Published 27/02/2016 | 00:00
Lyme disease is an infection with a bacteria called Borrelia.
The bacteria is passed to humans from infected ticks. The condition was named after a town in the US called Old Lyme, where, in 1975, there was an outbreak of arthritis in young children which was found to be due to this infection. This was the first time that this bacterium was proved to be the cause of a medical condition.
Lyme disease has been reported in North America, Europe, Australia, China and Japan. Infected ticks are most likely to be encountered in heath land and lightly forested areas of North America and Northern Europe. Seroprevalence studies report the Republic of Ireland as having one of the highest rates of Lyme disease in Europe.
The symptoms of Lyme Disease can be divided into three stages:

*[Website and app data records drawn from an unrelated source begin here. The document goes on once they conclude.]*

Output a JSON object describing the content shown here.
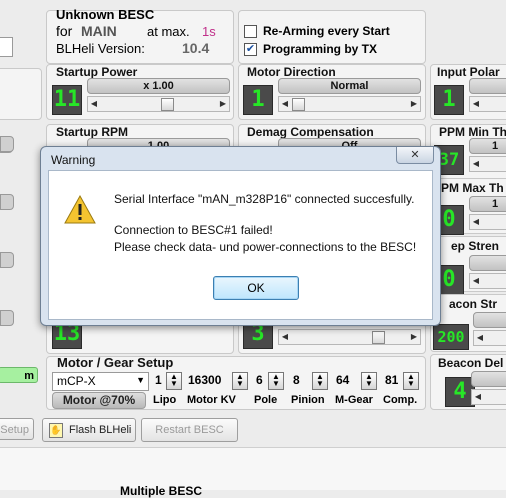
{
  "esc_info": {
    "name": "Unknown BESC",
    "for_label": "for",
    "target": "MAIN",
    "at_max_label": "at max.",
    "at_max_value": "1s",
    "version_label": "BLHeli Version:",
    "version_value": "10.4"
  },
  "options": [
    {
      "label": "Re-Arming every Start",
      "checked": false
    },
    {
      "label": "Programming by TX",
      "checked": true
    }
  ],
  "settings": {
    "startup_power": {
      "title": "Startup Power",
      "lcd": "11",
      "value": "x 1.00"
    },
    "motor_direction": {
      "title": "Motor Direction",
      "lcd": "1",
      "value": "Normal"
    },
    "input_polarity": {
      "title": "Input Polar",
      "lcd": "1",
      "value": ""
    },
    "startup_rpm": {
      "title": "Startup RPM",
      "value": "1.00"
    },
    "demag_compensation": {
      "title": "Demag Compensation",
      "value": "Off"
    },
    "ppm_min": {
      "title": "PPM Min Th",
      "lcd": "37",
      "value": "1"
    },
    "ppm_max": {
      "title": "PM Max Th",
      "lcd": "0",
      "value": "1"
    },
    "beep_strength": {
      "title": "ep Stren",
      "lcd": "0"
    },
    "beacon_strength": {
      "title": "acon Str",
      "lcd": "200"
    },
    "left_col_lcd": "13",
    "mid_col_lcd": "3",
    "beacon_delay": {
      "title": "Beacon Del",
      "lcd": "4"
    },
    "left_edge_label": "m"
  },
  "gear_setup": {
    "title": "Motor / Gear Setup",
    "model": "mCP-X",
    "mode_button": "Motor @70%",
    "fields": [
      {
        "value": "1",
        "label": "Lipo"
      },
      {
        "value": "16300",
        "label": "Motor KV"
      },
      {
        "value": "6",
        "label": "Pole"
      },
      {
        "value": "8",
        "label": "Pinion"
      },
      {
        "value": "64",
        "label": "M-Gear"
      },
      {
        "value": "81",
        "label": "Comp."
      }
    ]
  },
  "toolbar": {
    "setup_label": "Setup",
    "flash_label": "Flash BLHeli",
    "restart_label": "Restart BESC"
  },
  "bottom": {
    "label": "Multiple BESC"
  },
  "dialog": {
    "title": "Warning",
    "line1": "Serial Interface \"mAN_m328P16\" connected succesfully.",
    "line2": "Connection to BESC#1 failed!",
    "line3": "Please check data- und power-connections to the BESC!",
    "ok_label": "OK",
    "close_label": "✕"
  }
}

Stage One - within weeks of sustaining a bite by an infected tick, a red circle which resembles a Bull's eye target may appear. A flu like illness may also occur, in the early stage of the disease.

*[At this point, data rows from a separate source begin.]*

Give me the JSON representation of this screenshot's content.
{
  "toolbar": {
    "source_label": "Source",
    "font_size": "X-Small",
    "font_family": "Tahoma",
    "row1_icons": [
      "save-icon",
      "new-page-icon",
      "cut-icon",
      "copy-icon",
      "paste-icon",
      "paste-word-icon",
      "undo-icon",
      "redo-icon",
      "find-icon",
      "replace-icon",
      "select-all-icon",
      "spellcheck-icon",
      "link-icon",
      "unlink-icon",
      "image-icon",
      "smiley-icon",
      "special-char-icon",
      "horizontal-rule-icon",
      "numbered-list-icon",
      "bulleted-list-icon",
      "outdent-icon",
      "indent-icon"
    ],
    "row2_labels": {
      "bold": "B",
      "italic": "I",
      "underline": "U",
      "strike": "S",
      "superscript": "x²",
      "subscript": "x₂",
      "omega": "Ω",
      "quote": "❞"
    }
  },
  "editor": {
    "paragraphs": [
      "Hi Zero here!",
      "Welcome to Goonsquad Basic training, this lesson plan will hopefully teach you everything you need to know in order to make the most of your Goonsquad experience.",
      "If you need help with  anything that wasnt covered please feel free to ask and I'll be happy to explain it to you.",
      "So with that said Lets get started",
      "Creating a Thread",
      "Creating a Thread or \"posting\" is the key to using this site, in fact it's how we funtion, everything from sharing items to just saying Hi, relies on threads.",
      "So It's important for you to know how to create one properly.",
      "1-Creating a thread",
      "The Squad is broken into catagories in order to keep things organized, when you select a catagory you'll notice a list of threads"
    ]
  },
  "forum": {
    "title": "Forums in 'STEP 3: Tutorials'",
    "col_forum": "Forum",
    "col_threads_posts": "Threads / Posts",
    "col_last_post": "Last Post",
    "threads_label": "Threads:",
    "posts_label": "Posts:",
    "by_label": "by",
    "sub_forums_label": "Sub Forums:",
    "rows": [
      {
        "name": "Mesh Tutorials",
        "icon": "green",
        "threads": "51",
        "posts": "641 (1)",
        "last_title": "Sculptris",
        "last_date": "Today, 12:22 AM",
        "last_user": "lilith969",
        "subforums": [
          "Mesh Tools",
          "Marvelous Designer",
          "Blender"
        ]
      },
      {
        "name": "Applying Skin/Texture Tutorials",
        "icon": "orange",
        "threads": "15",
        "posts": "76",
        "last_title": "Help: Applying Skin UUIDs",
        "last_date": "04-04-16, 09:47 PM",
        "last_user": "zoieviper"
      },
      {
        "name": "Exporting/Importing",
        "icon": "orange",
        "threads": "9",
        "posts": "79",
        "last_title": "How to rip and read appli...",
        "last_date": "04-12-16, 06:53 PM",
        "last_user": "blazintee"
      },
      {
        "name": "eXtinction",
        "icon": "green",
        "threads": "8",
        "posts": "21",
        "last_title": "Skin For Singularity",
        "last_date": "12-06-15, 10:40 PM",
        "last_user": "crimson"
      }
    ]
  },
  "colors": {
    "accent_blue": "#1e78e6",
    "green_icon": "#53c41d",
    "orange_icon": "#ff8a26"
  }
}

Stage Two - otherwise known as disseminated disease, symptoms may include migratory joint pain, head and neck pain, sore throat, swollen glands and severe fatigue.
Stage Three - symptoms for late stage Lyme disease may include numbness, tremors and tingling. Nerve pain, poor temperature control, brain fog and disturbed sleep patterns are common. Complications include depression, panic attacks, muscle weakness, tissue damage, meningitis and chronic arthritis.

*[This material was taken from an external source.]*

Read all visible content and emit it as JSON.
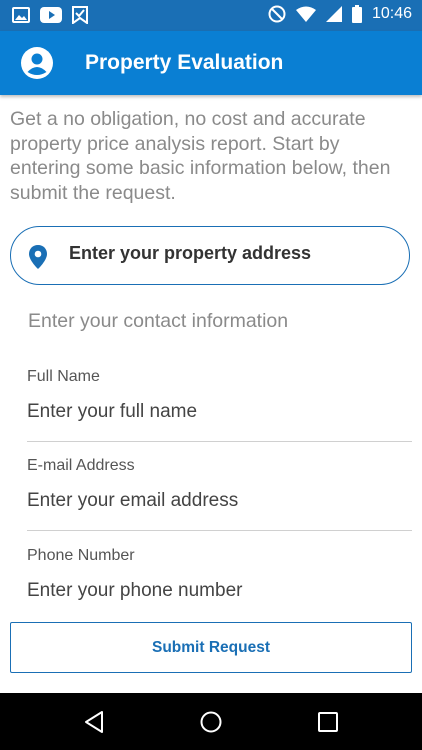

In most cases the diagnosis is made at stage one of the disease when a patient presents with a typical rash, sometimes also with flu-like symptoms following a tick bite. Blood tests are helpful in diagnosing the disease if it is suspected from symptoms at stages two or three.
A course of antibiotics will usually clear the infection resulting in a complete cure without further problems in most cases.
The type of antibiotics as well as the duration of treatment will depend on individual circumstances.
Prevention is always better than cure. Ticks prefer areas of dense vegetation, fallen leaves and tall grasses. To avoid these areas, stick to footpaths when out walking and tuck trousers into socks. Clothes with shiny surfaces help prevent ticks from clinging on.
A repellent containing DEET can be used to help repel ticks. After walking it is important that you check yourself and your family members, especially children, remembering to check tucked away places such as behind the ears, in the hair and in the groin.